Page Banner

United States Department of Agriculture

Agricultural Research Service

Title: An Introduction to the Wind Erosion Prediction System (WEPS)

Authors
item Tatarko, John
item Wagner, Larry

Submitted to: ASABE Annual International Meeting
Publication Type: Abstract Only
Publication Acceptance Date: July 17, 2007
Publication Date: July 17, 2007
Citation: Tatarko, J., Wagner, L.E. 2007. An Introduction to the Wind Erosion Prediction System (WEPS) [abstract]. Proceedings of the American Society of Agricultural and Biological Engineers International (ASABE)2007 Annual International Meeting, 17-20 June 2007, Minneapolis, Minnesota. 2007 CDROM.

Interpretive Summary: Abstract only.

Technical Abstract: The Wind Erosion Prediction System (WEPS) was developed by a multi-disciplinary team of USDA scientists in collaboration with other agencies and private cooperators in response to customer requests, primarily USDA-NRCS, for improved wind erosion prediction technology. WEPS is designed to provide estimates of soil loss by wind from cultivated, agricultural fields. It is intended to replace the predominately empirical Wind Erosion Equation (WEQ) as a prediction tool for those who plan soil conservation systems, conduct environmental planning, or assess offsite impacts caused by wind erosion. WEPS also has capabilities for other land management situations where wind affected soil movement is a problem. WEPS 1.0 consists of the computer implementation of the WEPS science model with a graphical user interface designed to provide easy-to-use methods of entering inputs to the model and obtaining output reports. WEPS is a process-based, daily time-step, wind erosion simulation model. As such, WEPS simulates not only the basic wind erosion processes, but also the processes that modify a soil's susceptibility to wind erosion. The structure of WEPS is modular and consists of a user interface, a science model including seven submodels, and four databases. The user interface is used to create input files using information from user inputs and the databases. In a practical application, new input files will usually be created using previous input files as templates modified within the user-interface.

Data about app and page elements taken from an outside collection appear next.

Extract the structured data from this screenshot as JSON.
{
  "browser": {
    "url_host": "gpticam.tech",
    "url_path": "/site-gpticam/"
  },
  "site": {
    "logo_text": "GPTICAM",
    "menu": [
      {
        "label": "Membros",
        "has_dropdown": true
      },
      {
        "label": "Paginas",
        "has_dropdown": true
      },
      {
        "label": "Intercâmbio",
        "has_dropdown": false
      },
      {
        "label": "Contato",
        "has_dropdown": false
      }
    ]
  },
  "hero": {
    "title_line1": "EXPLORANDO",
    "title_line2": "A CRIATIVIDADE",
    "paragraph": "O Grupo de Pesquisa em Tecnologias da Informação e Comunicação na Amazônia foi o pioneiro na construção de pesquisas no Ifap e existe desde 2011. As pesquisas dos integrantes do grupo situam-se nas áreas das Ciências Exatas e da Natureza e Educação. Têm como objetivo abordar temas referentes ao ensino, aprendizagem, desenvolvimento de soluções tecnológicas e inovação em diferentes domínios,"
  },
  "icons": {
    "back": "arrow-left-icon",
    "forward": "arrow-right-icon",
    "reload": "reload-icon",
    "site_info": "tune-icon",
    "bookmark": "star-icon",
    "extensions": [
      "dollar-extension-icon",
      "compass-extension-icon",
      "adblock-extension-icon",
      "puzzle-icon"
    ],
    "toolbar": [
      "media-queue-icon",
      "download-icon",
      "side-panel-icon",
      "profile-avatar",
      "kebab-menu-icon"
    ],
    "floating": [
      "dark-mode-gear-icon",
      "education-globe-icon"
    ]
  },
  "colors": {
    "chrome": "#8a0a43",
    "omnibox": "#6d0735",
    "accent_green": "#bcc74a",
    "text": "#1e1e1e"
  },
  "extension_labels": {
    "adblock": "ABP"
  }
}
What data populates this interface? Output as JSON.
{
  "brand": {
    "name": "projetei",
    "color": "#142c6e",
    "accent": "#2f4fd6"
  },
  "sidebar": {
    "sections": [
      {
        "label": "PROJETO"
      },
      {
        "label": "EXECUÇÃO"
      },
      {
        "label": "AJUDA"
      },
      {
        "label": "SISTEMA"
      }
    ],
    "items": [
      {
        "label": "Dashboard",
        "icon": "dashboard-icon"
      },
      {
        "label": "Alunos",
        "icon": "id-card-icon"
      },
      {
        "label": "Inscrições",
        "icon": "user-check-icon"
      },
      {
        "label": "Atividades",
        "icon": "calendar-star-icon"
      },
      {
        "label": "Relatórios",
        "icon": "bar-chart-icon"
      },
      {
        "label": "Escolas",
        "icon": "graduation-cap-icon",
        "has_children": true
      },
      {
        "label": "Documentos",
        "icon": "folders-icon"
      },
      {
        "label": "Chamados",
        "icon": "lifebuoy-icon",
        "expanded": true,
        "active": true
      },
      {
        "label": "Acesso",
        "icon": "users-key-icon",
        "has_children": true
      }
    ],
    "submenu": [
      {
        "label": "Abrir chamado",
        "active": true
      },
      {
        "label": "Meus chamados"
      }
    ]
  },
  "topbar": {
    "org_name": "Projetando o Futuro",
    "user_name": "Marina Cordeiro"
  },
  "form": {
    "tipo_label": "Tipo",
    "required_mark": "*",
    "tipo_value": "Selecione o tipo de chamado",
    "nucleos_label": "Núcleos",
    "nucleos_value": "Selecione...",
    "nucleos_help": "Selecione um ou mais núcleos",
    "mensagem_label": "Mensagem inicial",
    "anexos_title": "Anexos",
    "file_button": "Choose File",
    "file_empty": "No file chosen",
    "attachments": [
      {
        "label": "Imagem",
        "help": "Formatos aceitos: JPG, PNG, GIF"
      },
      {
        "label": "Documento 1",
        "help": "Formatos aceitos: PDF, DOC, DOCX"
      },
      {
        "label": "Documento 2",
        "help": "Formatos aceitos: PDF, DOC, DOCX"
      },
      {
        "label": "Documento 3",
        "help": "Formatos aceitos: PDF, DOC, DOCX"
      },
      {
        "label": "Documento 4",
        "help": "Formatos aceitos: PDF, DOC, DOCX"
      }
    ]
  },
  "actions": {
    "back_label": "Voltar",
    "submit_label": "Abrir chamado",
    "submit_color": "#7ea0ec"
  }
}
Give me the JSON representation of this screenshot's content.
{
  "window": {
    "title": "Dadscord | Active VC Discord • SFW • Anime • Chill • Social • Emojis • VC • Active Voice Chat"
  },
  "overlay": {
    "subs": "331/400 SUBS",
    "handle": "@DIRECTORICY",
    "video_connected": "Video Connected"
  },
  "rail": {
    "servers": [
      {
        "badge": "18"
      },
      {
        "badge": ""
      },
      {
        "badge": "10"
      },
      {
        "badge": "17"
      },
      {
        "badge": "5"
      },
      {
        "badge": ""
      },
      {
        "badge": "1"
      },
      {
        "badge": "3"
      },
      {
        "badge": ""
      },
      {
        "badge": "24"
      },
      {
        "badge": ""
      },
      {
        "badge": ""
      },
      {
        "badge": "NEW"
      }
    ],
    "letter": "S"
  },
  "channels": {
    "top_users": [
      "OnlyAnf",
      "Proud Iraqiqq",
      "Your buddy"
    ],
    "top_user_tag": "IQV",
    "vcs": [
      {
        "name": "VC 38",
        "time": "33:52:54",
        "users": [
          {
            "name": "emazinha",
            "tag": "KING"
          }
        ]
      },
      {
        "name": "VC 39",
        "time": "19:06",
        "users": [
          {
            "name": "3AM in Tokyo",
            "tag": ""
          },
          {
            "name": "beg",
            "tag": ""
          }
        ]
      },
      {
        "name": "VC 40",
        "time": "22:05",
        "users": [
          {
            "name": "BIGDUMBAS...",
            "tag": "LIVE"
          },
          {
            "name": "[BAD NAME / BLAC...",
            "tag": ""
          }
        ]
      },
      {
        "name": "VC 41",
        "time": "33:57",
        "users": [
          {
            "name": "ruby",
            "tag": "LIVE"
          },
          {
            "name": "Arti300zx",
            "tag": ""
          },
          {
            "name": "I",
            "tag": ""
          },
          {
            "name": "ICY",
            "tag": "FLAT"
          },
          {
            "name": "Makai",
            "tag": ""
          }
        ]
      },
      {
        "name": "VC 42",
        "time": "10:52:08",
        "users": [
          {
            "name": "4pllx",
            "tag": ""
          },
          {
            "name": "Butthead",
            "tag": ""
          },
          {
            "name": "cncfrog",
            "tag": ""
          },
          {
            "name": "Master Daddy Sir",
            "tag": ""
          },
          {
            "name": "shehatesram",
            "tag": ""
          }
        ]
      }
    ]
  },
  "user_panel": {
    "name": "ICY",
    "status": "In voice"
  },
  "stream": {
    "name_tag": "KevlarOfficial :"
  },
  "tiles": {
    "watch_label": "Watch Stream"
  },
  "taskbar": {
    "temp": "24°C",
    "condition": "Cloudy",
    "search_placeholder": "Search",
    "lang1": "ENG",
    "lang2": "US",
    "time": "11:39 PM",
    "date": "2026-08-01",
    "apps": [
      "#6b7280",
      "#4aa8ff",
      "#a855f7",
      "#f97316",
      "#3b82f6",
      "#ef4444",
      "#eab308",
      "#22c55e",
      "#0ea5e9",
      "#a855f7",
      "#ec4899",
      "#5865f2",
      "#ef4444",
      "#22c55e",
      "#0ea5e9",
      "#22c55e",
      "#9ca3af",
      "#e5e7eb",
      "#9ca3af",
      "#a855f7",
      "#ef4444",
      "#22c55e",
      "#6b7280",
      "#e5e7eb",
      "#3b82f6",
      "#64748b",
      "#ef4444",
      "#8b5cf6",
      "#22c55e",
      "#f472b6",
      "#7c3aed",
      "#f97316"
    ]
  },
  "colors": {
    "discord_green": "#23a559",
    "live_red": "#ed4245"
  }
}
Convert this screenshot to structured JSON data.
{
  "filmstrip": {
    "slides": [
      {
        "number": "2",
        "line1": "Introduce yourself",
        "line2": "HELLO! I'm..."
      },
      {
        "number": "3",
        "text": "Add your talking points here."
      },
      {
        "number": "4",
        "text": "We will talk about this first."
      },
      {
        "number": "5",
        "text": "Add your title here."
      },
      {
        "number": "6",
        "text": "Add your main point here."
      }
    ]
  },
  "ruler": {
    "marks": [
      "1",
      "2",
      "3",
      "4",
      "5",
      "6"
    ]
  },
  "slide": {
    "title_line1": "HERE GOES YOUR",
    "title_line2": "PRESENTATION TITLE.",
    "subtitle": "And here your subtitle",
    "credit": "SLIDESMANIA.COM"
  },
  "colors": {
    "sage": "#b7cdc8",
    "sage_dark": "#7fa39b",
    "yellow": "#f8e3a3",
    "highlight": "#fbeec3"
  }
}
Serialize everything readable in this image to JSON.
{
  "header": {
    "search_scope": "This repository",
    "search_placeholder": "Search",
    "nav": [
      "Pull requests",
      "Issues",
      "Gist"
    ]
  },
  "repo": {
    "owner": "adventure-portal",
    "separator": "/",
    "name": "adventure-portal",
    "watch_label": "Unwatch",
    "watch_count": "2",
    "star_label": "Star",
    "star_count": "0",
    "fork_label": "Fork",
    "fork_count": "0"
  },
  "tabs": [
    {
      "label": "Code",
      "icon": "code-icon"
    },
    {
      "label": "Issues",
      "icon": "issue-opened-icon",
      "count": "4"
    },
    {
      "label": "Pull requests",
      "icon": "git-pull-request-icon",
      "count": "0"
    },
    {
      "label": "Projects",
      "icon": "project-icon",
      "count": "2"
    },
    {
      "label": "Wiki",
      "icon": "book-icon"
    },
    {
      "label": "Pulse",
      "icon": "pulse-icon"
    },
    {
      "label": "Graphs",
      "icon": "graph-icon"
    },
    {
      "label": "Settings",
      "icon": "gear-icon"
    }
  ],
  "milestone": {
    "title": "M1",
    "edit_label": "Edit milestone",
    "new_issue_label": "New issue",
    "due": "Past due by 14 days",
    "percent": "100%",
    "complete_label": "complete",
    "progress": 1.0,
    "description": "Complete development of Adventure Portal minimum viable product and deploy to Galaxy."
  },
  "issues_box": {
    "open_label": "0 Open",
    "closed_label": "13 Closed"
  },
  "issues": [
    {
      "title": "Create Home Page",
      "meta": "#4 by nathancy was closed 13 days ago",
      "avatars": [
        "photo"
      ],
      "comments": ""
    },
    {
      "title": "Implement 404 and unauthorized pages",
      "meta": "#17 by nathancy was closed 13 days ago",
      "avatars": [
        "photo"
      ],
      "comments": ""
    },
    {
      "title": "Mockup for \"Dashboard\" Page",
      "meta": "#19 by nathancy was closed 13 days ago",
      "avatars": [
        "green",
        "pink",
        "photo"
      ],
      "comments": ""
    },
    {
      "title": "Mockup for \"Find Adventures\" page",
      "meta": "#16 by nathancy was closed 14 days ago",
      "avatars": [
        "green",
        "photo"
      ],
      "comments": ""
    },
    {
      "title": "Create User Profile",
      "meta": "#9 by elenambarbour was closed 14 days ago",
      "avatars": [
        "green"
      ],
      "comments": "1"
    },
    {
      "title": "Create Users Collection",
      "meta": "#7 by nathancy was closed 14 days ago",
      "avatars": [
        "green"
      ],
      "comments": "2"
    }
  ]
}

Last Modified: 12/24/2014
Footer Content Back to Top of Page